Thompson claimed in the lawsuit that her current court coordinator was inefficient, causing Thompson to do the work of a judge and a coordinator, which has caused a backlog. An example included in the lawsuit was the coordinator’s refusal to search jail reports to create a jail docket Thompson can use for a bond review.
“The existing coordinator, assigned to her by the other CCL judges, is resistant to implementing changes, for whatever reason,” the lawsuit states. “Prolonging the process of appointing a court coordinator will cause significant injury in the form of an even more bloated backlog.”
According to the Hays Free Press, Thompson’s resignation may impact the lawsuit’s outcome since she is no longer a judge and does not have a basis sustaining an injury.
Multiple employees of Judge Thompson that had worked at the County Court for years resigned or retired after she began working with them, claiming they were “victims of a hostile work environment.”
Chris Perez filed an HR complaint just 19 days after Thompson began her position, claiming that she had made multiple offensive and derogatory statements to him. He was fearful it would result in his unjust and improper termination.
“I love my job and the people that I work for and with, and being a representative of Hays County,” said Perez. “However, the stress of this situation and that includes the fact that Judge Thompson’s actions have already led to the resignation of two extremely valuable employees as well as the retirement of a 30+ year veteran employee of this office, is causing me extreme anxiety.”
Shortly following Perez’s complaint, he was moved to another office within Hays County after Thompson attempted to fire him four times, which only administrative Judge Chris Johnson has the authority to do. In retaliation, Thompson filed a criminal trespassing warning against her fellow judges, changed the locks to her office, and filed the previously mentioned lawsuit.
“You have created a hostile work environment by entering my chambers without my consent,” Thompson wrote to fellow judges, Updegrove and Johnson, in the cease-and-desist order. “You have created a hostile work environment by lying to the coordinators you assigned me by telling them I have no authority to fire my own coordinators. … I had to order a man I just fired out of my office more than four times, and he still refused to leave. … Cease and desist your retaliation against me for winning the bench.
“In a document obtained through an open records request, former County Court employee Kyla Stoddard said she was resigning from her position because working with Thompson made the workplace unbearable.
“It is hostile,” said Stoddard. “It is toxic. It is unhealthy, both for me and my pregnancy. If I continue working here, under this Judge, I have no doubt that I will suffer immense mental, emotional and physical consequences.”

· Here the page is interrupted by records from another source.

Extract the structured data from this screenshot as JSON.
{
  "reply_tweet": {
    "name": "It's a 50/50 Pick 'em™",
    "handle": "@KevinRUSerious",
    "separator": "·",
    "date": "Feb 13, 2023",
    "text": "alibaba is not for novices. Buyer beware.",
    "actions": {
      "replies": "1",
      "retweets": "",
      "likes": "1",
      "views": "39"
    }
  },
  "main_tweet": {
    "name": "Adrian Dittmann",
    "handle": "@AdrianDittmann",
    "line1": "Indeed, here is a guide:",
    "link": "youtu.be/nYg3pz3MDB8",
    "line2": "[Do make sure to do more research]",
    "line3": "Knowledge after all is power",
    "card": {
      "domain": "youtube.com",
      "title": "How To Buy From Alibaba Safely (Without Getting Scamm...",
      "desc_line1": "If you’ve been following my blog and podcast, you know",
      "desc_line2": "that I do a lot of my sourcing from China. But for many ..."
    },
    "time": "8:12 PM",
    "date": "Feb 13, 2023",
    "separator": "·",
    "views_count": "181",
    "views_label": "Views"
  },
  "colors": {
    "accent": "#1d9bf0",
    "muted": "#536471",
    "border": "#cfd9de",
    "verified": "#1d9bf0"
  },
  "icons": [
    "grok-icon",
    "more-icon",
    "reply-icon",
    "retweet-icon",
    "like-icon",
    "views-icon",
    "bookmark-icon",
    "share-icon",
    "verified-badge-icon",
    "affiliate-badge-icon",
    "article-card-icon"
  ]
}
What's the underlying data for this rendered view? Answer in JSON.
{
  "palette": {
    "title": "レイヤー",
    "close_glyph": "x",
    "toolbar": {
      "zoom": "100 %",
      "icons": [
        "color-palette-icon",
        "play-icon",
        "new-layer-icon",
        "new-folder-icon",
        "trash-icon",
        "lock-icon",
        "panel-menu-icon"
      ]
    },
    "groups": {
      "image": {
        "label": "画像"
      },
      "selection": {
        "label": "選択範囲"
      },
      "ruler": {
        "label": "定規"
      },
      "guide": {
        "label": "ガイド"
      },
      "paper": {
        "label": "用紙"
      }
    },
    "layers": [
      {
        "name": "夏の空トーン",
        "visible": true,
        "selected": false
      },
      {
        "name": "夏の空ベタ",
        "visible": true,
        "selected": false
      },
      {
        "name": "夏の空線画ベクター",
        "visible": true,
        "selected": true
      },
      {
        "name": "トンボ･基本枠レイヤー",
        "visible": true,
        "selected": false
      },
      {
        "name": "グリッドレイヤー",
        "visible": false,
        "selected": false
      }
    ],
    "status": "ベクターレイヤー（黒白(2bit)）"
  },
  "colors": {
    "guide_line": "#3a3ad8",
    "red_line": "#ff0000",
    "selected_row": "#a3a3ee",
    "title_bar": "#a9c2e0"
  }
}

The Hays County Commissioner’s Court will be in charge of appointing someone to the County Court at Law Judge 3 vacancy, which they plan to address at their next meeting on Tuesday, May 18.